%C The sequence is infinite.
%D F. Goebel, On a 11correspondence between rooted trees and natural numbers, J. Combin. Theory, B 29 (1980), 141143.
%D I. Gutman and A. Ivic, On Matula numbers, Discrete Math., 150, 1996, 131142.
%D I. Gutman and YeongNan Yeh, Deducing properties of trees from their Matula numbers, Publ. Inst. Math., 53 (67), 1993, 1722.
%D D. W. Matula, A natural rooted tree enumeration by prime factorization, SIAM Review, 10, 1968, 273.
%H <a href="/index/Mat#matula">Index entries for sequences related to MatulaGoebel numbers</a>
%F In A184154 one constructs for each n the generating polynomial P(n,x) of the leaves of the rooted tree with MatulaGoebel number n, according to their levels.
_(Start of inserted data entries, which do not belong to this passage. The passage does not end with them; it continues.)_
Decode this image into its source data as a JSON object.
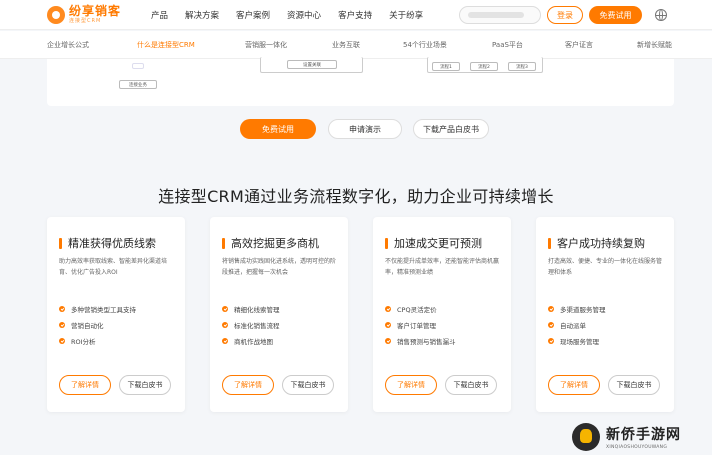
{
  "brand": {
    "name": "纷享销客",
    "subtitle": "连接型CRM",
    "accent": "#ff7a00"
  },
  "topnav": {
    "links": [
      "产品",
      "解决方案",
      "客户案例",
      "资源中心",
      "客户支持",
      "关于纷享"
    ],
    "login": "登录",
    "trial": "免费试用"
  },
  "subnav": {
    "items": [
      "企业增长公式",
      "什么是连接型CRM",
      "营销服一体化",
      "业务互联",
      "54个行业场景",
      "PaaS平台",
      "客户证言",
      "新增长赋能"
    ],
    "active_index": 1
  },
  "panel": {
    "labels": [
      "连接业务",
      "设置关联",
      "流程1",
      "流程2",
      "流程3"
    ]
  },
  "actions": {
    "trial": "免费试用",
    "demo": "申请演示",
    "whitepaper": "下载产品白皮书"
  },
  "headline": "连接型CRM通过业务流程数字化，助力企业可持续增长",
  "cards": [
    {
      "title": "精准获得优质线索",
      "desc": "助力高效率获取线索、智能差异化渠道培育、优化广告投入ROI",
      "features": [
        "多种营销类型工具支持",
        "营销自动化",
        "ROI分析"
      ],
      "more": "了解详情",
      "download": "下载白皮书"
    },
    {
      "title": "高效挖掘更多商机",
      "desc": "将销售成功实践固化进系统，透明可控的阶段推进，把握每一次机会",
      "features": [
        "精细化线索管理",
        "标准化销售流程",
        "商机作战地图"
      ],
      "more": "了解详情",
      "download": "下载白皮书"
    },
    {
      "title": "加速成交更可预测",
      "desc": "不仅能提升成单效率，还能智能评估商机赢率，精准预测业绩",
      "features": [
        "CPQ灵活定价",
        "客户订单管理",
        "销售预测与销售漏斗"
      ],
      "more": "了解详情",
      "download": "下载白皮书"
    },
    {
      "title": "客户成功持续复购",
      "desc": "打造高效、便捷、专业的一体化在线服务管理和体系",
      "features": [
        "多渠道服务管理",
        "自动派单",
        "现场服务管理"
      ],
      "more": "了解详情",
      "download": "下载白皮书"
    }
  ],
  "watermark": {
    "title": "新侨手游网",
    "sub": "XINQIAOSHOUYOUWANG"
  }
}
The Maple program finds those n (between 1 and 500) for which P(n,x) is a monomial.
%e 7 is in the sequence because the rooted tree with MatulaGoebel number 7 is the rooted tree Y, having all leaves at level 2.
%e 2^m is in the sequence for each positive integer m because the rooted tree with MatulaGoebel number 2^m is a star with m edges.
%e From _Gus Wiseman_, Mar 30 2018: (Start)
%e Sequence of trees begins:
%e 01 o
%e 02 (o)
%e 03 ((o))
%e 04 (oo)
%e 05 (((o)))
%e 07 ((oo))
%e 08 (ooo)
%e 09 ((o)(o))
%e 11 ((((o))))
%e 16 (oooo)
%e 17 (((oo)))
%e 19 ((ooo))
%e 21 ((o)(oo))
%e 23 (((o)(o)))
%e 25 (((o))((o)))
%e 27 ((o)(o)(o))
%e 31 (((((o)))))
%e (End)
%p with(numtheory): P := proc (n) local r, s: r := proc (n) options operator, arrow: op(1, factorset(n)) end proc: s := proc (n) options operator, arrow: n/r(n) end proc: if n = 1 then 1 elif bigomega(n) = 1 then sort(expand(x*P(pi(n)))) else sort(P(r(n))+P(s(n))) end if end proc: A := {}: for n to 500 do if degree(numer(subs(x = 1/x, P(n)))) = 0 then A := `union`(A, {n}) else end if end do: A;
%t primeMS[n_]:=If[n===1,{},Flatten[Cases[FactorInteger[n],{p_,k_}:>Table[PrimePi[p],{k}]]]];
%t dep[n_]:=If[n===1,0,1+Max@@dep/@primeMS[n]];
%t rnkQ[n_]:=And[SameQ@@dep/@primeMS[n],And@@rnkQ/@primeMS[n]];
%t Select[Range[2000],rnkQ] (* _Gus Wiseman_, Mar 30 2018 *)
%Y Cf. A000081, A003238, A004111, A007097, A048816, A061775, A109082, A184154, A214577, A244925, A276625, A290689, A290760, A290822, A298422, A298424, A298426.
%K nonn
%O 1,2
%A _Emeric Deutsch_, Oct 07 2011